Pre-Season Turkey Scouting Q&A
By M.D. Johnson
“No sense fishing where there aren’t any fish.”
I’ll attribute those angling words of wisdom to my diehard crappie fishing fanatic father, Mick, from “back in the day” when I was but a lad growing up in northeast Ohio. Elemental words, true, but he was right. Fish the open water on Berlin Reservoir in April, and you might catch a speck or two. Fish in the willows when they’re blooming bright yellow, and you could fill a cooler. Fish are where the fish are. Pretty easy.
Turkey hunting is the same way. If you spend time where the turkeys live, sooner or later, your path and that of Old Mister Longbeard are going to cross. Again, sounds easy enough, but there are, without a doubt, some steps you can take to better the chances that your path and his path will align.
This week, let’s take a look at some common pre-season turkey scouting questions, and find out what can be done to best put you in the catbird seat come opening morning.
What’s the most common mistake turkey hunters make when it comes to scouting?
The biggest mistake would have to be doing too little scouting or not scouting effectively. A lot of hunters like to go out and, rather than paying attention to what the birds are doing, they call one in. They want to see that turkey and get the “pump” before the season. That’s a big mistake — to try to call before the season starts.
Is there a time when it is wise to use a turkey call when scouting?
It’s best not to use turkey calls at all when doing your pre-season turkey scouting. If you do call, use a locator call like a coyote howl, an owl hooter or a crow call. You don’t want to run the risk of calling that bird in prior to the season and boogering him. It might not make a difference later. Or it might. Why take that chance?
Is it possible to scout too much for turkeys?
Probably not, if it’s done wisely and effectively. That means not bumping them off the roost or bumping them out of their strut zones. You really need to sneak around and make sure you’re not seen. Obviously a turkey’s not going to smell you and smell where you’ve been, and if you’re quiet, he won’t hear you either. But if he sees you, that’s how you’re going to screw up an area.
When is the best time to start your most intensive pre-season turkey scouting?
As soon as they start gobbling. That’s also when turkeys begin their initial flock split-up. It’s good to know where the birds are when they’re in their full flocks. And then, when they split up, it’s helpful to know where those 2-year-olds get pushed off to because those are the birds you’re looking for.
Public land versus private land — should they be scouted differently?

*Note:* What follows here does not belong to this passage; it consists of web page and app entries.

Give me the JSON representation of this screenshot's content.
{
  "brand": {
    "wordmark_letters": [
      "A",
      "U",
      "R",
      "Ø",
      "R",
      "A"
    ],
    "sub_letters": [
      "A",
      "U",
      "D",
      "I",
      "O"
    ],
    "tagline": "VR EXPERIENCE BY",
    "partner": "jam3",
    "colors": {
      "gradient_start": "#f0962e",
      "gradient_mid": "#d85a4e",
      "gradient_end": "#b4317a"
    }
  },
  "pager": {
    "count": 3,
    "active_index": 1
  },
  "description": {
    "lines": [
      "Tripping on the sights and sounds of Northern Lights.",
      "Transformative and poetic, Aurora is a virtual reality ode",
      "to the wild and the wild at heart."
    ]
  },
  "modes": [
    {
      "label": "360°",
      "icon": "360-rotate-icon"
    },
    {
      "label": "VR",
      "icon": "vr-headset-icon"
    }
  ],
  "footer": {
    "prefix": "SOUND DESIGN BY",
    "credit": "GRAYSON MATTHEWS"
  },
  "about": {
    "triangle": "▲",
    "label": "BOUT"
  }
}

Many folks do scout public lands differently, because they’re trying to find areas they think will be less crowded by hunters. They’ll focus their attention on trying to find and scout those places that are farthest away from any access points or roads.
How important is it that a hunter knows how to use several different types of locator calls?
It’s important, because you never know what that turkey’s going to gobble to. A lot of folks use a coyote howler — one that’s really loud and easy to use. And they have more luck getting the birds to respond to coyote howls than anything else. Other folks might have the same luck with another kind of locator call.
What are the most important pieces of equipment when it comes to scouting successfully and effectively?
A good locator call, a good pair of shoes and a good set of binoculars are most crucial to pre-season turkey scouting. And buy shoes, we mean a good hiking boot that will allow you to cover a lot of ground.
Always carry a pair of binoculars to observe the birds from a distance as opposed to close range. It’s typically best to see where they’re at from a quarter mile, as opposed to 40 or 50 yards. You don’t want to be anywhere close to those turkeys; you don’t want to bump them. Listen from a distance, and look from a distance.
A lot of hunters think that once the season starts, scouting’s over and done with. True?
Not by a long shot. You should be constantly scouting and learning how to become a better hunter. And that all falls into scouting. What you’ve learned while hunting one day is oftentimes what helps you kill that bird the next.
Meet M.D. Johnson
Originally from Ohio, M.D. Johnson, and his wife/business partner, Julia, spent 18 years in Iowa before relocating to her native Washington state in 2015. A full-time freelance outdoor writer since 1992, Johnson, with the photographic assistance of his wife, has authored and illustrated six full-length books, including three on waterfowl hunting. Today, The Johnsons reside in Wahkiakum County, where they both enjoy a 107-day duck season, salmon fishing, and everything the wonderful Pacific Northwest has to offer. Oh, and if you ask, M.D. will tell you he prefers 16 gauge doubles to anything else.
Read more about turkey hunting from M.D. on Slayer’s Blog: